[Element data from apps and pages]
■ ■ ■ ■ ■
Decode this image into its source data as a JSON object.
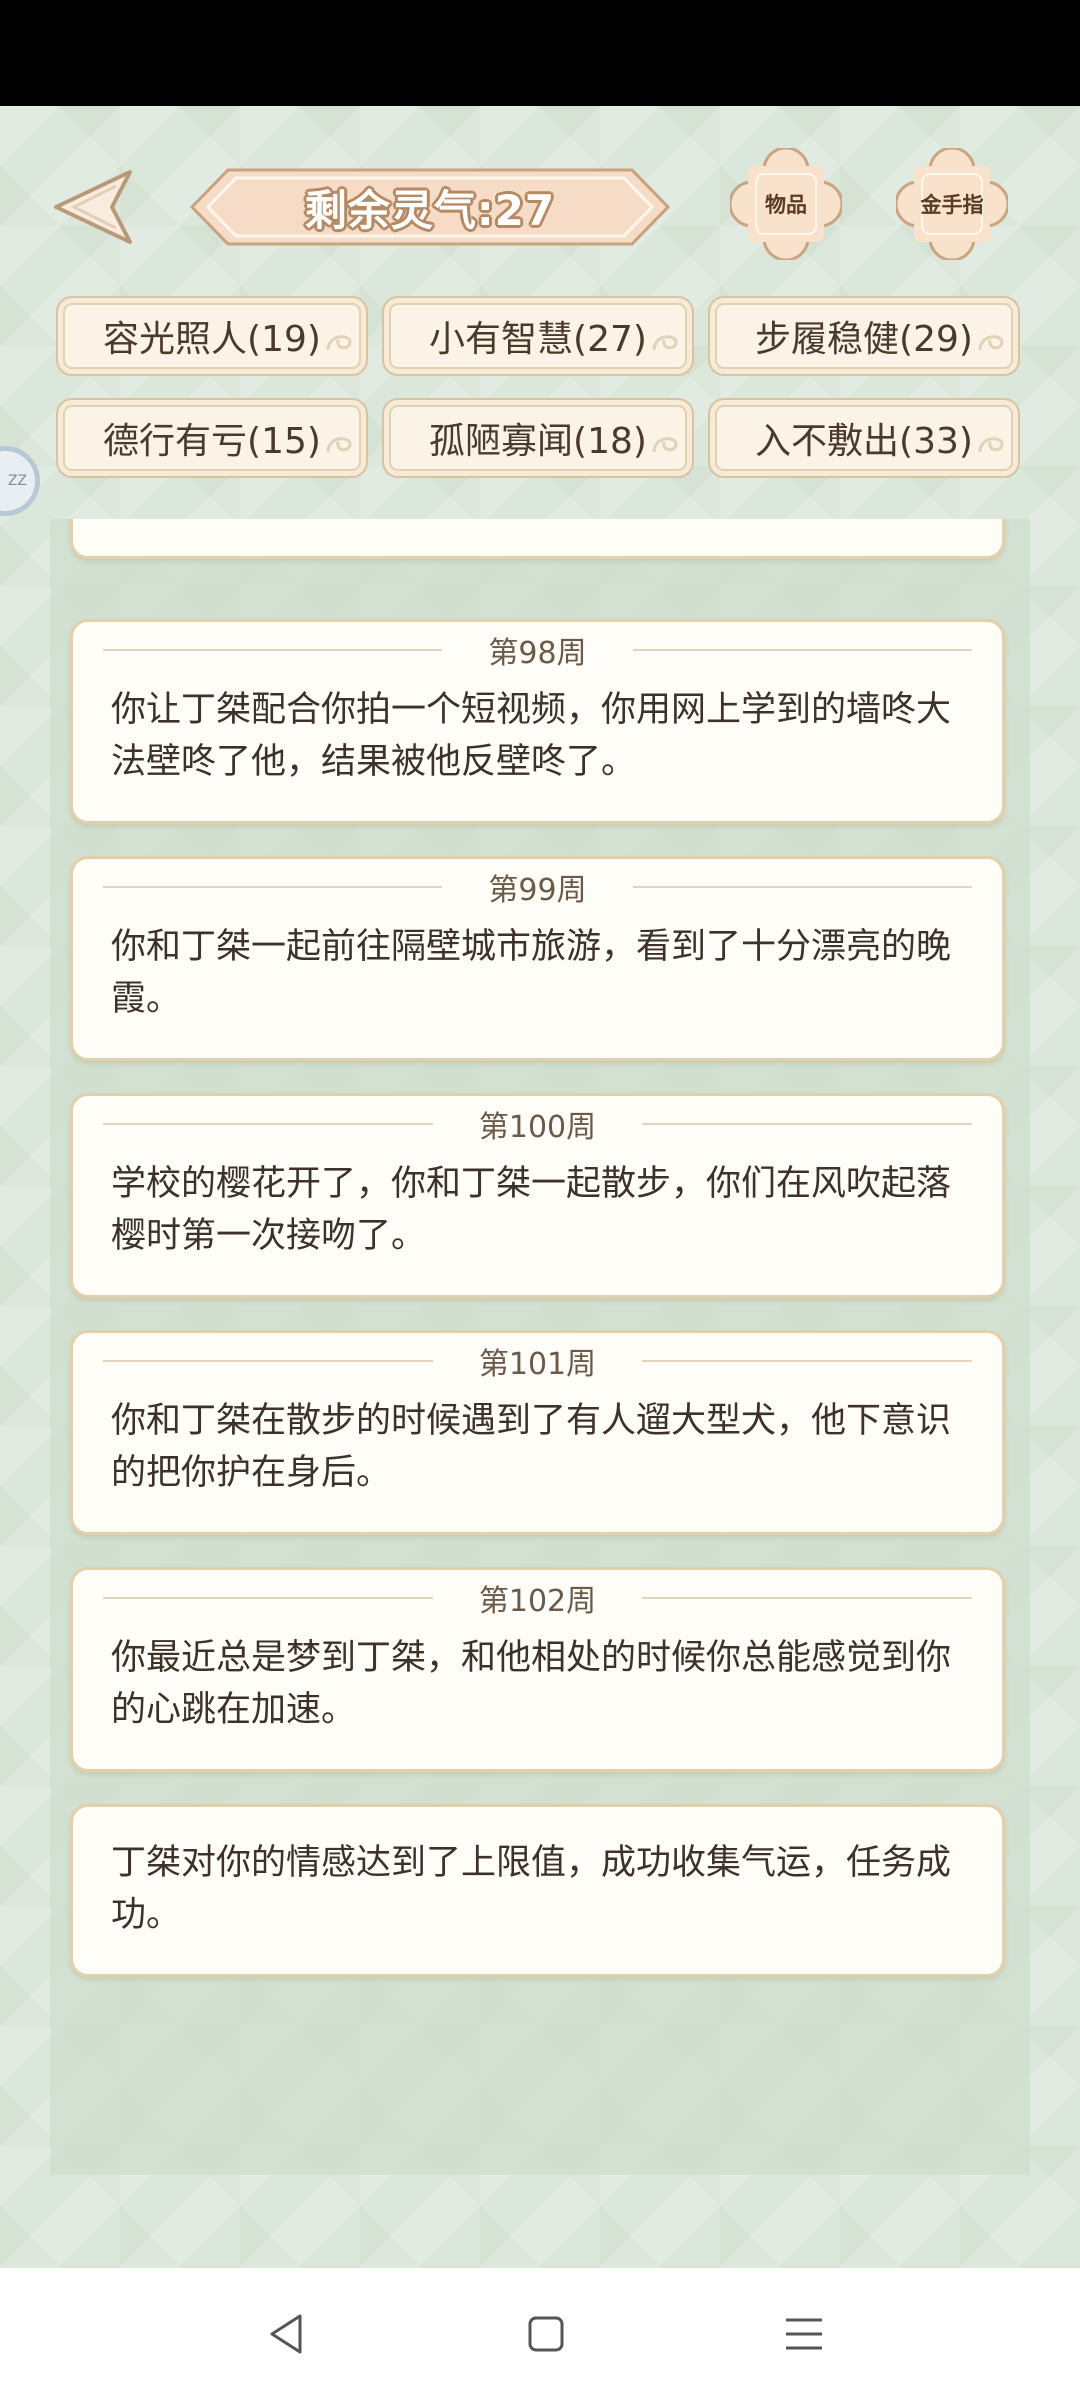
{
  "header": {
    "aura_label": "剩余灵气:27",
    "items_button": "物品",
    "cheat_button": "金手指"
  },
  "traits": [
    {
      "label": "容光照人(19)"
    },
    {
      "label": "小有智慧(27)"
    },
    {
      "label": "步履稳健(29)"
    },
    {
      "label": "德行有亏(15)"
    },
    {
      "label": "孤陋寡闻(18)"
    },
    {
      "label": "入不敷出(33)"
    }
  ],
  "side_float": {
    "label": "ZZ"
  },
  "log": [
    {
      "week": "第98周",
      "text": "你让丁桀配合你拍一个短视频，你用网上学到的墙咚大法壁咚了他，结果被他反壁咚了。"
    },
    {
      "week": "第99周",
      "text": "你和丁桀一起前往隔壁城市旅游，看到了十分漂亮的晚霞。"
    },
    {
      "week": "第100周",
      "text": "学校的樱花开了，你和丁桀一起散步，你们在风吹起落樱时第一次接吻了。"
    },
    {
      "week": "第101周",
      "text": "你和丁桀在散步的时候遇到了有人遛大型犬，他下意识的把你护在身后。"
    },
    {
      "week": "第102周",
      "text": "你最近总是梦到丁桀，和他相处的时候你总能感觉到你的心跳在加速。"
    },
    {
      "week": "",
      "text": "丁桀对你的情感达到了上限值，成功收集气运，任务成功。"
    }
  ],
  "colors": {
    "background": "#dce7db",
    "card_border": "#e3cfaa",
    "banner_fill": "#f6dcc6",
    "text": "#3d322a"
  },
  "icons": {
    "back": "back-arrow-icon",
    "nav_back": "triangle-back-icon",
    "nav_home": "square-home-icon",
    "nav_menu": "menu-lines-icon"
  }
}
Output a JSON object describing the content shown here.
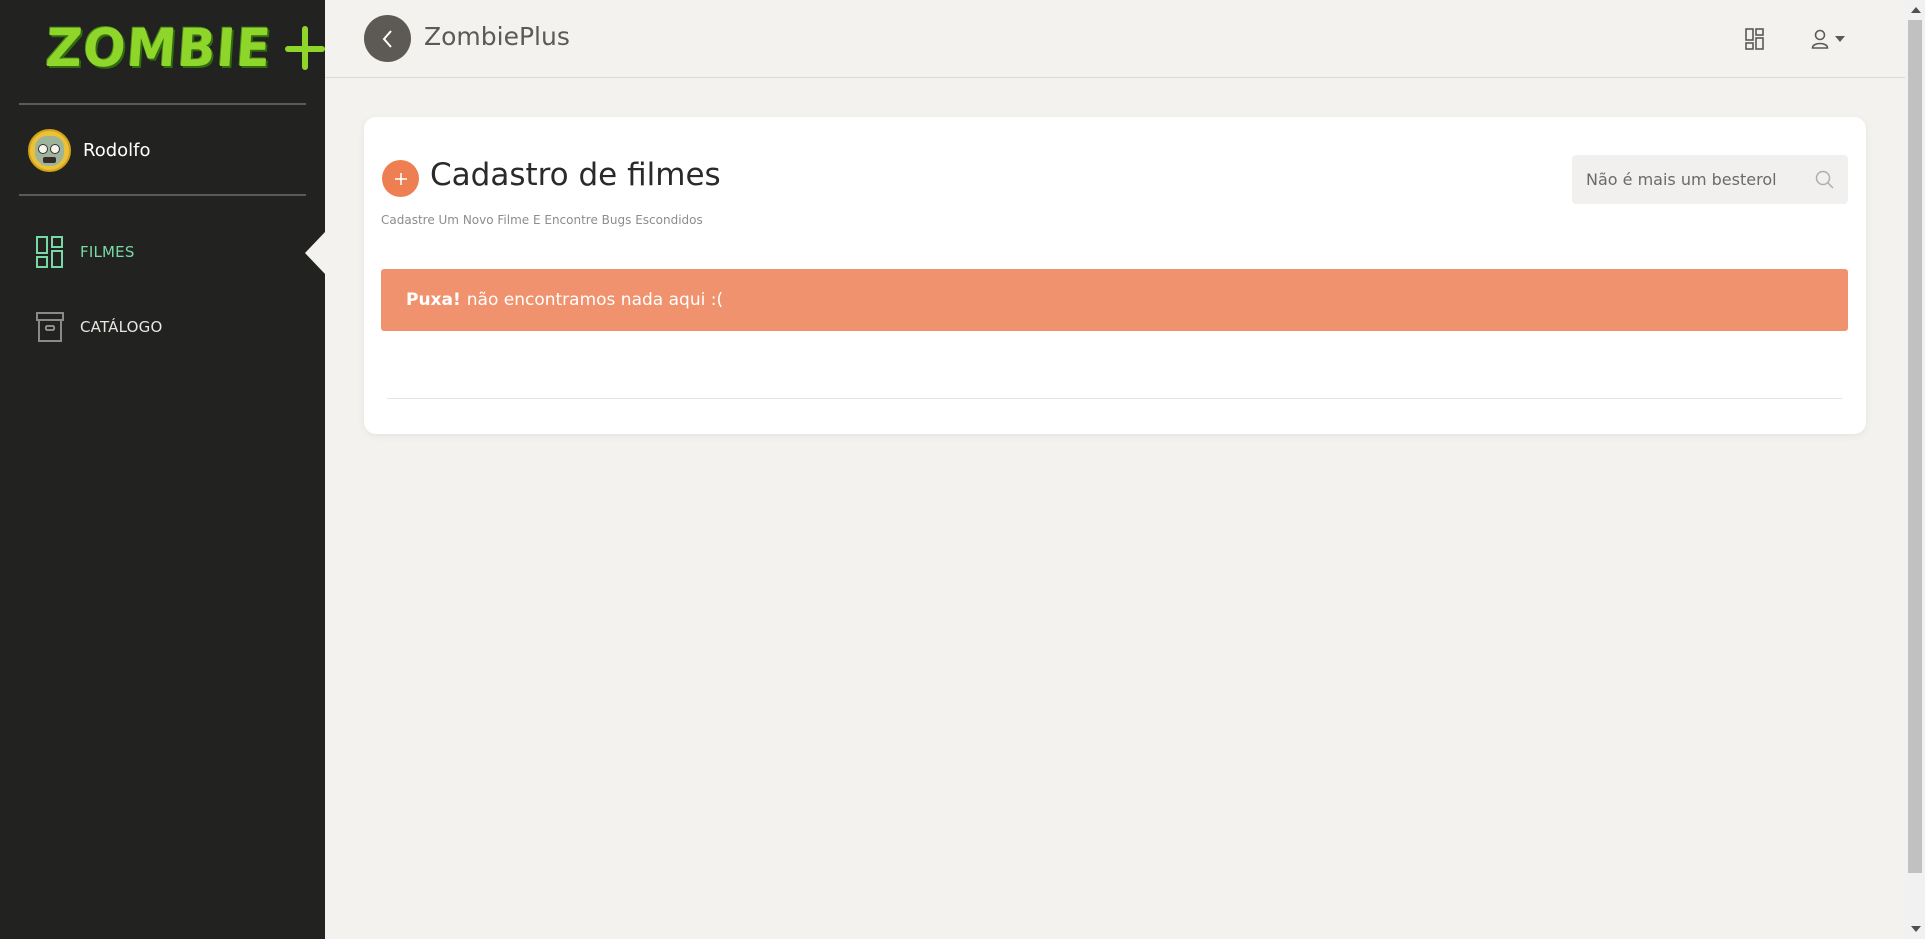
{
  "sidebar": {
    "logo": "ZOMBIE",
    "user": {
      "name": "Rodolfo"
    },
    "items": [
      {
        "label": "FILMES",
        "icon": "dashboard-icon",
        "active": true
      },
      {
        "label": "CATÁLOGO",
        "icon": "archive-box-icon",
        "active": false
      }
    ],
    "active_color": "#79d9a6"
  },
  "header": {
    "title": "ZombiePlus"
  },
  "main": {
    "title": "Cadastro de filmes",
    "subtitle": "Cadastre Um Novo Filme E Encontre Bugs Escondidos",
    "search": {
      "value": "",
      "placeholder": "Não é mais um besterol"
    },
    "alert": {
      "strong": "Puxa!",
      "message": "não encontramos nada aqui :(",
      "color": "#f0926e"
    }
  },
  "colors": {
    "sidebar_bg": "#222220",
    "accent_orange": "#ee7f53",
    "logo_green": "#8fd62b"
  }
}
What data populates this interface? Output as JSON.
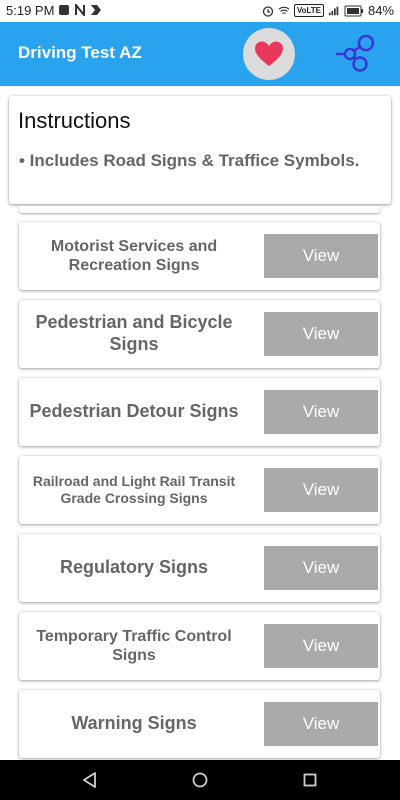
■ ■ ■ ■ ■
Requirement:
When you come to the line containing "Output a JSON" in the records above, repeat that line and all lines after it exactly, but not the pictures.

Final answer:
Output a JSON object describing the content shown here.
{
  "sidebar": {
    "logo": "ZOMBIE",
    "user": {
      "name": "Rodolfo"
    },
    "items": [
      {
        "label": "FILMES",
        "icon": "dashboard-icon",
        "active": true
      },
      {
        "label": "CATÁLOGO",
        "icon": "archive-box-icon",
        "active": false
      }
    ],
    "active_color": "#79d9a6"
  },
  "header": {
    "title": "ZombiePlus"
  },
  "main": {
    "title": "Cadastro de filmes",
    "subtitle": "Cadastre Um Novo Filme E Encontre Bugs Escondidos",
    "search": {
      "value": "",
      "placeholder": "Não é mais um besterol"
    },
    "alert": {
      "strong": "Puxa!",
      "message": "não encontramos nada aqui :(",
      "color": "#f0926e"
    }
  },
  "colors": {
    "sidebar_bg": "#222220",
    "accent_orange": "#ee7f53",
    "logo_green": "#8fd62b"
  }
}
What data populates this interface? Output as JSON.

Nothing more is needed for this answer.